The Israeli military has warned the Islamist group Hezbollah that it risks starting a third Lebanon war if it fires its rockets at offshore natural gas platforms in the Mediterranean.

Senior Israeli Defense Forces (IDF) officers told Haaretz newspaper they were aware the Iran-backed, Shiite paramilitary group Hezbollah had acquired rockets capable of hitting platforms off the coast, but that firing them would amount to a declaration of war.

“The other side also understands that hitting the gas platforms is the declaration of a third Lebanon war,” they said.

Related: Iran: Israel Will Be “Eradicated” in Next War With Hezbollah

The caution from the IDF follows warnings from Hezbollah over the gas installations, which Lebanon claims fall within its own economic zone. The country does not recognize Israel as a state with rights over natural resources in the Mediterranean.

“Lebanon is capable of defending its gas and oil resources, and anyone who lays a hand on its assets, we’ll know how to treat him,” Hezbollah leader Hassan Nasrallah said in 2011. “If Lebanon is wise enough to act maturely and responsibly regarding the gas and oil fields, we’ll have an opportunity to pay our debts and improve the country’s economic situation,” he added.

Current thinking within the Israeli military is that Hezbollah is unlikely to risk another conflict with Israel. The pair last fought a war against each other in 2006. Israel considers the conflict it fought in Lebanon in 1982, when it invaded the country during the Lebanese civil war, the first Lebanon war. 

Israeli naval forces plan to acquire four Sa’ar-6 missile boats in 2019 to deal with the more advanced threat from Hezbollah.
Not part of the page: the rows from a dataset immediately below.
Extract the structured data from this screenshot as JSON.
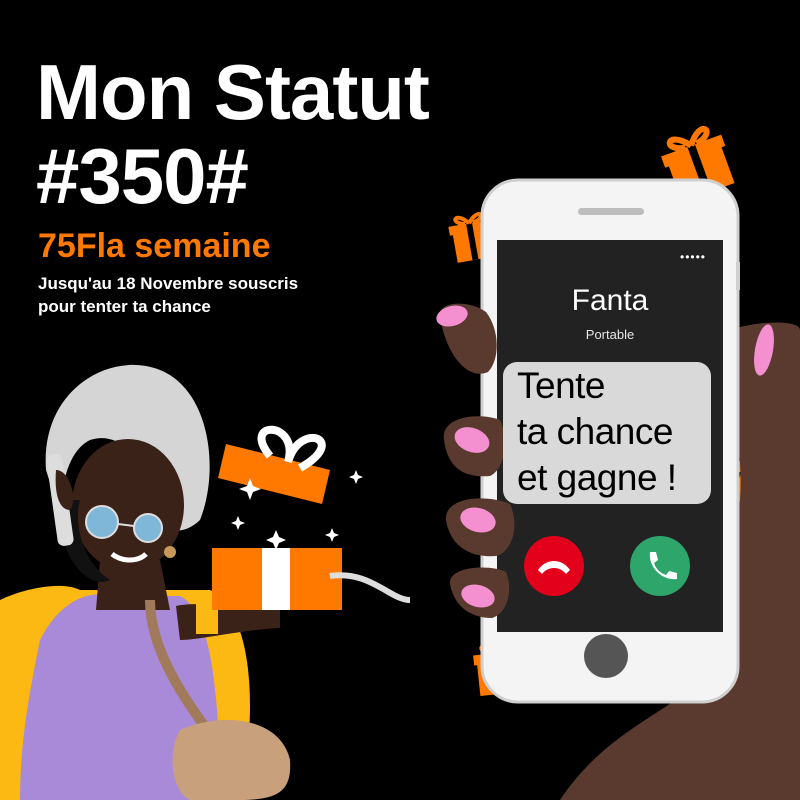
{
  "headline": {
    "line1": "Mon Statut",
    "line2": "#350#"
  },
  "price": "75Fla semaine",
  "promo": {
    "line1": "Jusqu'au 18 Novembre souscris",
    "line2": "pour tenter ta chance"
  },
  "phone": {
    "contact_name": "Fanta",
    "contact_type": "Portable",
    "status_dots": "•••••",
    "message": {
      "line1": "Tente",
      "line2": "ta chance",
      "line3": "et gagne !"
    },
    "decline_icon": "phone-hangup-icon",
    "accept_icon": "phone-answer-icon"
  },
  "colors": {
    "background": "#000000",
    "accent": "#ff7900",
    "decline": "#e3001b",
    "accept": "#2ea56b",
    "skin": "#5a3a2e",
    "nails": "#f48fd0"
  }
}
This capability will build on the Iron Dome missile systems that have already been installed on one Sa’ar-5 vessel to protect the installations.

After importing most of its energy needs for decades, Israel has sought in the last 10 years to export natural gas to its neighbors, beginning with Egypt in 2008.

The IDF has said Hamas in the Gaza Strip is also looking to develop its capabilities to attack the offshore platforms. “One of Hamas’ goals in the next conflict will be to hit the platforms,” one source told Haaretz. “It’s [25 miles] from the Gaza Strip to the platforms, and that’s not a distance they’re incapable of reaching,” they added.

However, with the Iron Dome missile defense system in place, the IDF is less concerned by the Hamas missiles than those that might be fired by Hezbollah.